══ Exercise input ══

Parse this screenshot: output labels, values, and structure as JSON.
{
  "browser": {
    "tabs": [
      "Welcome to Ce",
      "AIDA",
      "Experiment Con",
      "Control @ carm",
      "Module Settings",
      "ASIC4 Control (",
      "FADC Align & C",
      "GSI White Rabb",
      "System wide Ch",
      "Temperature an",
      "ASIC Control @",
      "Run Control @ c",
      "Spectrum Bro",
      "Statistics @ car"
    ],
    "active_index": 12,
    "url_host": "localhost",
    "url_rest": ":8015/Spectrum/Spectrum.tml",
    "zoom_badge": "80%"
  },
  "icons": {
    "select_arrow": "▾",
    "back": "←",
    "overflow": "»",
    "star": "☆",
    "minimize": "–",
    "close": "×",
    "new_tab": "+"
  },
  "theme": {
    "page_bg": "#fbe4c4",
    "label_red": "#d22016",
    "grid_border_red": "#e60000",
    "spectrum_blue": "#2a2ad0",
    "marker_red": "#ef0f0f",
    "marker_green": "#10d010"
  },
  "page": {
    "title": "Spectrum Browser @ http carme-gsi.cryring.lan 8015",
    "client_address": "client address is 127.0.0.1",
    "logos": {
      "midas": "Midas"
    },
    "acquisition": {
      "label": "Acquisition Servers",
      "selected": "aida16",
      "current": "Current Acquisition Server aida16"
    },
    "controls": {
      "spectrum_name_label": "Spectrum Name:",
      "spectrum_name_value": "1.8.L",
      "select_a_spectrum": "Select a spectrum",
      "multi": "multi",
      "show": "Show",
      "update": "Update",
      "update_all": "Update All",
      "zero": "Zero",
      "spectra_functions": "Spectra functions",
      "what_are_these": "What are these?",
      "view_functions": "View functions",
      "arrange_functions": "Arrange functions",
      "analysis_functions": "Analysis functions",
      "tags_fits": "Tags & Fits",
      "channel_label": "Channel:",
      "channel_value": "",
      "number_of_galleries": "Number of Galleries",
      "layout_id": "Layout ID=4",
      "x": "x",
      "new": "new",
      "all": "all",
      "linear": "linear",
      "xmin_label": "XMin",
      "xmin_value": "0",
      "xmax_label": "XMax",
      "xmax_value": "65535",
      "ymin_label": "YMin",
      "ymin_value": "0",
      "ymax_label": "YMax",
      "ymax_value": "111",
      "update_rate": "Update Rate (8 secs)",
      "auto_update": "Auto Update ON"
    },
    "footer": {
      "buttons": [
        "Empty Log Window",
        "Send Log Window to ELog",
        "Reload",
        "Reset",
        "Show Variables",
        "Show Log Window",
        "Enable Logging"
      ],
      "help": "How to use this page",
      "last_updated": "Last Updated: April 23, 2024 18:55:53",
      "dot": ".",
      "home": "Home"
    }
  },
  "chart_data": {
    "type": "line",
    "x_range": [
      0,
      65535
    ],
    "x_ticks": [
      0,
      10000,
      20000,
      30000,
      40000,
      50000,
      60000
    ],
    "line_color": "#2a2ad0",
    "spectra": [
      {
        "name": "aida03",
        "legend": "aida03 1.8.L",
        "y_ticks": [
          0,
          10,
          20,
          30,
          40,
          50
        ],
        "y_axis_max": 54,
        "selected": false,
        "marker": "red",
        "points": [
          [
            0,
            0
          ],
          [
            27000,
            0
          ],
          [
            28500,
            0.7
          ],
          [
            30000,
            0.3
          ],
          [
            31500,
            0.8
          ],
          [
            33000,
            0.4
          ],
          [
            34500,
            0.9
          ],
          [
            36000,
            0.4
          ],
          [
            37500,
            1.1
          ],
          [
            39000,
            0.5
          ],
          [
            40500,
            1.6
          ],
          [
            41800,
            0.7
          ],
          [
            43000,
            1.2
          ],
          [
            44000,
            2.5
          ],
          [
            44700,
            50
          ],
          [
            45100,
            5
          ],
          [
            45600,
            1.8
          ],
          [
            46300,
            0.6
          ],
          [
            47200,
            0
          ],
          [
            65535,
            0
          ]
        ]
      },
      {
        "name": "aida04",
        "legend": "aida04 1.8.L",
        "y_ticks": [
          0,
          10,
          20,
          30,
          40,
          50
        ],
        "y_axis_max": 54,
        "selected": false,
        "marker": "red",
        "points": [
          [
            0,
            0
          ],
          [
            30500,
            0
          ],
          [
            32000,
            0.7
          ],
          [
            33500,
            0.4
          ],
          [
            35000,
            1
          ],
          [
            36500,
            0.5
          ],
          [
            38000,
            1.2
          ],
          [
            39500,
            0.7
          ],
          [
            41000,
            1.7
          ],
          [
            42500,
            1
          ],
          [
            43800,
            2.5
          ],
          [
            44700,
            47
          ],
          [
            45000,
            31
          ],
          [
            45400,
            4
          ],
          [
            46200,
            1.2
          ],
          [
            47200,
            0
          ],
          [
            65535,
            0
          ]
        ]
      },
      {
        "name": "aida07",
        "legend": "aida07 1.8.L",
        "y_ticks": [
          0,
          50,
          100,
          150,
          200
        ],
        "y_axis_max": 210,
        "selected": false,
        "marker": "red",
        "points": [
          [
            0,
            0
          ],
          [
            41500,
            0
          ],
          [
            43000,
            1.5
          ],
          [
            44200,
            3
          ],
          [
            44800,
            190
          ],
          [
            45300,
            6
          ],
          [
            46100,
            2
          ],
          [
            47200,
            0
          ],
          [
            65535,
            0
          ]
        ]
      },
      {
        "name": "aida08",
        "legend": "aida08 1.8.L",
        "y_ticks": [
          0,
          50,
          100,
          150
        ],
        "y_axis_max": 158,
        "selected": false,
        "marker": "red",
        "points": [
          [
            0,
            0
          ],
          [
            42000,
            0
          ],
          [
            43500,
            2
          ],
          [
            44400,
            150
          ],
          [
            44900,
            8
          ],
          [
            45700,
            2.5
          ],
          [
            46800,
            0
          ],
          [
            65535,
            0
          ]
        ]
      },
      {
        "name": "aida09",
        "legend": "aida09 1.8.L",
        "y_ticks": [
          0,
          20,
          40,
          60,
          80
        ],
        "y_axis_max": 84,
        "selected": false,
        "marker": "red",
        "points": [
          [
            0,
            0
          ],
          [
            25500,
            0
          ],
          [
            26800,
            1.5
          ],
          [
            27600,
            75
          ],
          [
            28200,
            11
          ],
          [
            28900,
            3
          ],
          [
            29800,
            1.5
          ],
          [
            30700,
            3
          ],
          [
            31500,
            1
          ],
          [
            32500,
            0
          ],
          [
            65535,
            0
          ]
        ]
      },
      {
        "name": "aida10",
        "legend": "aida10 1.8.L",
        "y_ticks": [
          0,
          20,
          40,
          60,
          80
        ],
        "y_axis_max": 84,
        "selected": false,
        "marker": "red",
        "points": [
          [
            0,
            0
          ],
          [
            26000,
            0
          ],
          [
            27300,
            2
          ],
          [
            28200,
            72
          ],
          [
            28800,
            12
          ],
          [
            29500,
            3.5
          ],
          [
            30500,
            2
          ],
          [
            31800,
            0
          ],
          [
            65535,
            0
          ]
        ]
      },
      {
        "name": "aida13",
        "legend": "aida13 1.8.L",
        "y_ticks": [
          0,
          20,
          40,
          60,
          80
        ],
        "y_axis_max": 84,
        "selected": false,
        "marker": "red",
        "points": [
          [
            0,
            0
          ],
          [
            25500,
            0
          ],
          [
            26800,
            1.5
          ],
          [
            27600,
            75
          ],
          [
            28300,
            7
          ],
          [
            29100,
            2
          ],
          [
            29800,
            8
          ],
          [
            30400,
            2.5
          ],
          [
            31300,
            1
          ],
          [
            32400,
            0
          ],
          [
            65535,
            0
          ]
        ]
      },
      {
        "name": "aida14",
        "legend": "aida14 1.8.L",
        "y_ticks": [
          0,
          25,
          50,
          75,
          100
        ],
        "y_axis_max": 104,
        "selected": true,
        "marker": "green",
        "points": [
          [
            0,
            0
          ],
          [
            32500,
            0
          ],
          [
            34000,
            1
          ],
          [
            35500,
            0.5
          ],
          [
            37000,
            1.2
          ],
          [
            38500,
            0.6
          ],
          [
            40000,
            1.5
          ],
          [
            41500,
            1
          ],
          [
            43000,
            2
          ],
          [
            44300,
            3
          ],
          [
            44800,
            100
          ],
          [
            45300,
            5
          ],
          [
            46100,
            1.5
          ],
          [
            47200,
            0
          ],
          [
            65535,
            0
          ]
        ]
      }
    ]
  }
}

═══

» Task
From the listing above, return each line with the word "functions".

» Answer to the problem
      "spectra_functions": "Spectra functions",
      "view_functions": "View functions",
      "arrange_functions": "Arrange functions",
      "analysis_functions": "Analysis functions",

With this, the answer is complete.